A mother who developed cervical cancer after bungling doctors wrongly told her an abnormal smear test was clear has won undisclosed damages.
Rachael Foley, 43, had to have a hysterectomy and cancerous cells removed in 2017 when a routine test discovered “high grade” abnormalities.
A review of her smear test from 2014 revealed the mum-of-one, from Cannock, Staffs., had been given the wrong results.
Shockingly, another woman was also wrongly told her test was negative and is now terminally ill.
University Hospitals of North Midlands NHS Trust (UHNM) admitted a breach of duty and have paid undisclosed sums to both women.
Mrs Foley, who is married to husband Mark and has an eight-year-old son, Lewis, said: “I had always attended routine smears and had no reason to think anything other than what the results said.
“To be told that my previous result was abnormal came as a shock; but then to be told I had cancer and go on to have a hysterectomy was absolutely devastating.
“Before my diagnosis I had such a happy and fulfilling life but coming to terms with my diagnosis and what it meant, not only for me but also Mark and my family, was difficult.
“We’re blessed to have the most beautiful little boy in Lewis.
“We sometimes talked about having another child but it was something we hadn’t decided.
“Ultimately it felt like that decision was taken away from us because of something that could have been avoided which is heartbreaking.
“I can’t thank Mark and my family enough for all the support they have given me over the past few years.

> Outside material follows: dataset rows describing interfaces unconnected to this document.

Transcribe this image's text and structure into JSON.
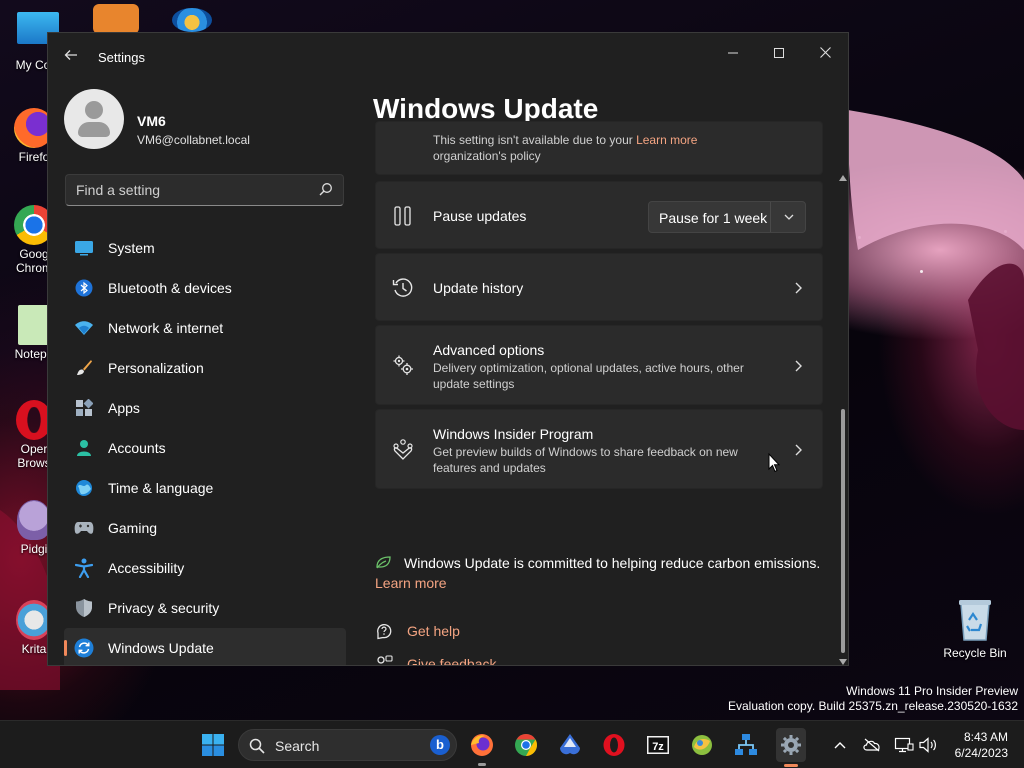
{
  "desktop": {
    "icons": [
      {
        "label": "My Com"
      },
      {
        "label": "Firefo"
      },
      {
        "label": "Goog Chrom"
      },
      {
        "label": "Notepa"
      },
      {
        "label": "Oper Brows"
      },
      {
        "label": "Pidgi"
      },
      {
        "label": "Krita"
      },
      {
        "label": "Recycle Bin"
      }
    ],
    "watermark": {
      "line1": "Windows 11 Pro Insider Preview",
      "line2": "Evaluation copy. Build 25375.zn_release.230520-1632"
    }
  },
  "window": {
    "title": "Settings",
    "controls": {
      "minimize": "minimize",
      "maximize": "maximize",
      "close": "close"
    }
  },
  "user": {
    "name": "VM6",
    "email": "VM6@collabnet.local"
  },
  "search": {
    "placeholder": "Find a setting"
  },
  "nav": [
    {
      "label": "System",
      "icon": "system-icon"
    },
    {
      "label": "Bluetooth & devices",
      "icon": "bluetooth-icon"
    },
    {
      "label": "Network & internet",
      "icon": "network-icon"
    },
    {
      "label": "Personalization",
      "icon": "brush-icon"
    },
    {
      "label": "Apps",
      "icon": "apps-icon"
    },
    {
      "label": "Accounts",
      "icon": "accounts-icon"
    },
    {
      "label": "Time & language",
      "icon": "globe-icon"
    },
    {
      "label": "Gaming",
      "icon": "gamepad-icon"
    },
    {
      "label": "Accessibility",
      "icon": "accessibility-icon"
    },
    {
      "label": "Privacy & security",
      "icon": "shield-icon"
    },
    {
      "label": "Windows Update",
      "icon": "update-icon",
      "active": true
    }
  ],
  "main": {
    "title": "Windows Update",
    "policy_notice": {
      "text_before_link": "This setting isn't available due to your",
      "link": "Learn more",
      "line2": "organization's policy"
    },
    "pause": {
      "title": "Pause updates",
      "dropdown_value": "Pause for 1 week"
    },
    "history": {
      "title": "Update history"
    },
    "advanced": {
      "title": "Advanced options",
      "desc": "Delivery optimization, optional updates, active hours, other update settings"
    },
    "insider": {
      "title": "Windows Insider Program",
      "desc": "Get preview builds of Windows to share feedback on new features and updates"
    },
    "carbon": {
      "text": "Windows Update is committed to helping reduce carbon emissions.",
      "link": "Learn more"
    },
    "help": {
      "get_help": "Get help",
      "give_feedback": "Give feedback"
    }
  },
  "taskbar": {
    "search_label": "Search",
    "bing_letter": "b",
    "apps": [
      "start-icon",
      "firefox-icon",
      "chrome-icon",
      "inkscape-icon",
      "opera-icon",
      "7zip-icon",
      "vlc-icon",
      "network-app-icon",
      "settings-icon"
    ],
    "clock": {
      "time": "8:43 AM",
      "date": "6/24/2023"
    }
  },
  "colors": {
    "accent": "#f0885a",
    "link": "#f4a482",
    "window_bg": "#202020",
    "card_bg": "#2b2b2b"
  }
}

“Even though my results were misreported it’s vital that women attend regular smears.
“I just hope that by sharing my story I can help others and show that support is available.”
The transport manager had undergone four routine tests as part of the screening programme between 2007 and 2014, all of which were classed as negative.
She attended a follow up smear in June 2017, which showed evidence of ‘high-grade’ abnormal cells.
She underwent surgery to remove the cells. Following further tests, she was diagnosed with cervical cancer the following month.
After being declared free from cancer last year, Mrs Foley instructed solicitors Irwin Mitchell to investigate the 2014 blunder.
They discovered that if she had undergone earlier treatment to remove the cells she would almost certainly not have developed cervical cancer.
A lawyer for the second woman, a Staffordshire mother in her 30s, said she had also developed cervical cancer but was now dying.
Mrs Foley added: “To find out that another woman younger than me is in a situation where it’s life-threatening, is upsetting.”
Mark Cawley, who represented Mrs Foley, said: “The last few years for Rachael, and trying to come to term with her cancer diagnosis, have been incredibly difficult not only for her but the rest of her family.
“The effects of what happened will stay with Rachael for a long time. Worrying issues have been identified in Rachael’s case and it’s important that lessons are learned to improve patient safety.
“However, it’s also vital that there’s not a loss of confidence in the screening programme and women continue to attend appointments.
“Early detection and treatment is key to beating cancer.”
Dr John Oxtoby, medical director at UHNM, said: “I would like to express my sincere regret and apologies to any patients who have been affected by the misreading of cervical screening results.
“We investigate all incidents and share the findings in full with patients and use these to continue to improve services we provide.”